Pho Bo

Serves 5

Note: The strained broth can be made a day before to save time on the serving day. Make sure to cool the broth down as quick as possible after making it to prevent spoilage.

For the soup:

1 pound onions, halved (skin left on) and root ends removed

5″ piece of ginger, halved

9 star anise

6 whole cloves

1/2 teaspoon black peppercorns

5 1/2 pounds beef soup bones (preferable in 2 inch lengths)

5 quarts water

1 1/2  pounds beef brisket (or chuck if you want a leaner meat), cut into 3 or 4 pieces

3 Tablespoons fish sauce

1 ounce piece palm sugar, chopped or grated

4 teaspoons salt

1 cinnamon stick

 

For the bowls:

12 ounces sirloin steak

1 13 ounce package rice noodles

1 large onion, sliced paper thin

5 scallions, sliced thin

 

For the garnish:

2 bunches Thai basil

1 bunch cilantro

1 bunch mint

2 cups bean sprouts

4 limes, cut into wedges

5-10 thai chiles

fish sauce

grated palm sugar

 

  1. Adjust oven rack to broiler position and preheat broiler. Line baking sheet with foil and place onions and ginger on pan cut side up. Broil until flesh starts to become charred, then carefully flip and broil until skin is charred. Discard the really burned pieces of skin. Set aside.
  2. In a small skillet, lightly toast star anise, cloves, and black peppercorns over medium heat until fragrant, about 1 minute; set aside.
  3. Place beef bones in large 12 quart stockpot and fill with water to cover. Bring to boil over high heat and boil for 2 minutes. Drain and rinse bones. Clean stockpot and return bones to pot with 5 1/2 quarts water, charred onions and ginger, toasted spices, brisket, fish sauce, palm sugar, salt, and cinnamon stick. Heat over high heat until boiling, then reduce heat to simmer. Continue to simmer for approximately 3 hours, skimming off any foamy residue that may collect on top.
  4. At the 1 1/2 hour mark, check to see if brisket is tender, or continue to cook until it is. When brisket is ready, remove from pot, place in bowl and cover with water for about 10 minutes. (This prevents it from drying out and turning dark). Remove from water, place on plate, cover and refrigerate until you are ready to assemble bowls.
  5. After 3 hours, remove bones from pot (reserve bones) and strain stock through cheesecloth into another large pot.
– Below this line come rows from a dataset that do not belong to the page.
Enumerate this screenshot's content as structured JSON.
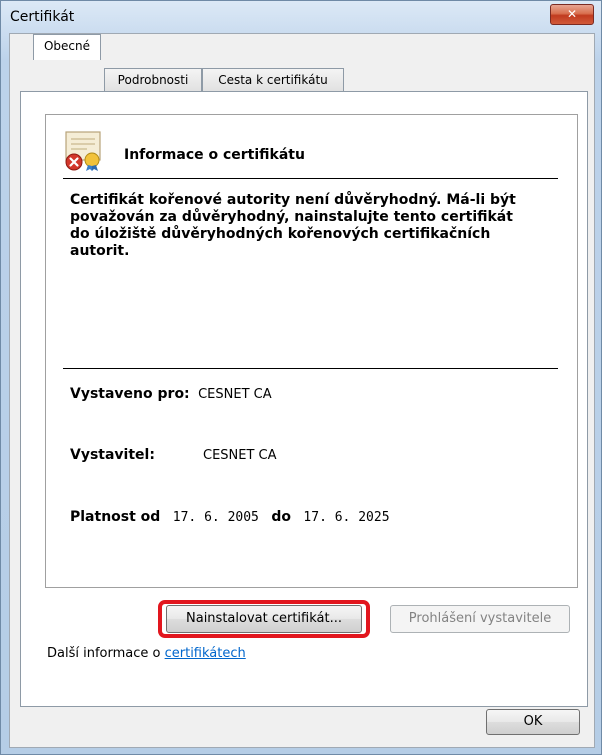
{
  "window": {
    "title": "Certifikát",
    "close_glyph": "✕"
  },
  "tabs": [
    {
      "label": "Obecné",
      "active": true
    },
    {
      "label": "Podrobnosti",
      "active": false
    },
    {
      "label": "Cesta k certifikátu",
      "active": false
    }
  ],
  "info": {
    "heading": "Informace o certifikátu",
    "warning": "Certifikát kořenové autority není důvěryhodný. Má-li být považován za důvěryhodný, nainstalujte tento certifikát do úložiště důvěryhodných kořenových certifikačních autorit.",
    "issued_to_label": "Vystaveno pro:",
    "issued_to_value": "CESNET CA",
    "issuer_label": "Vystavitel:",
    "issuer_value": "CESNET CA",
    "valid_from_label": "Platnost od",
    "valid_from_value": "17. 6. 2005",
    "valid_to_label": "do",
    "valid_to_value": "17. 6. 2025"
  },
  "buttons": {
    "install": "Nainstalovat certifikát...",
    "issuer_statement": "Prohlášení vystavitele",
    "ok": "OK"
  },
  "more_info": {
    "prefix": "Další informace o ",
    "link": "certifikátech"
  },
  "icons": {
    "certificate": "certificate-icon",
    "error": "error-icon"
  },
  "colors": {
    "highlight": "#e2161e",
    "link": "#0066cc"
  }
}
You should have about 3 1/2 quarts broth. Set broth on stove and let rest about 15 to 30 minutes. Using a fat skimmer, skim as much fat as you can from surface of stock. (The stock can be made ahead and chilled. Simply remove any hardened fat from top of chilled broth). When bones are cool enough to handle, pull off any meaty bits to add to soup bowls and then discard the bones.
  6. Place sirloin in freezer for 15 to 30 minutes to partially freeze. While sirloin is freezing, Place dry noodles in bowl and fill with cool water to cover. Place onion slices in bowl and fill with cool water to cover for about 30 minutes and then drain.
  7. When sirloin is partially frozen, use a sharp knife to slice 1/16-inch slices, place on plate, cover and chill until ready to assemble bowls.
  8. Adjust beef broth to taste and bring back to a simmer. Fill large pot 3/4 full with water and bring to boil.
  9. In the meantime assemble bowls for the soup: Slice cooked brisket into 1/8-inch slices or 1-inch chunks and divide amongst bowls. Cooking noodle servings one at a time, drop a handful of noodles into pot of boiling water for about 15 seconds. Remove with strainer or tongs and place in bowl. Repeat with remaining noodles.
  10. Divide soaked and drained onions amongst bowls. Sprinkle scallions over bowls. Divide sliced raw steak between bowls. Ladle simmering soup into bowls, making sure to cover beef so that it cooks.
  11. Serve immediately with basil, mint, and cilantro leaves, bean sprouts, squeezes of fresh lime juice,  and hot chiles, fish sauce, and palm sugar to taste.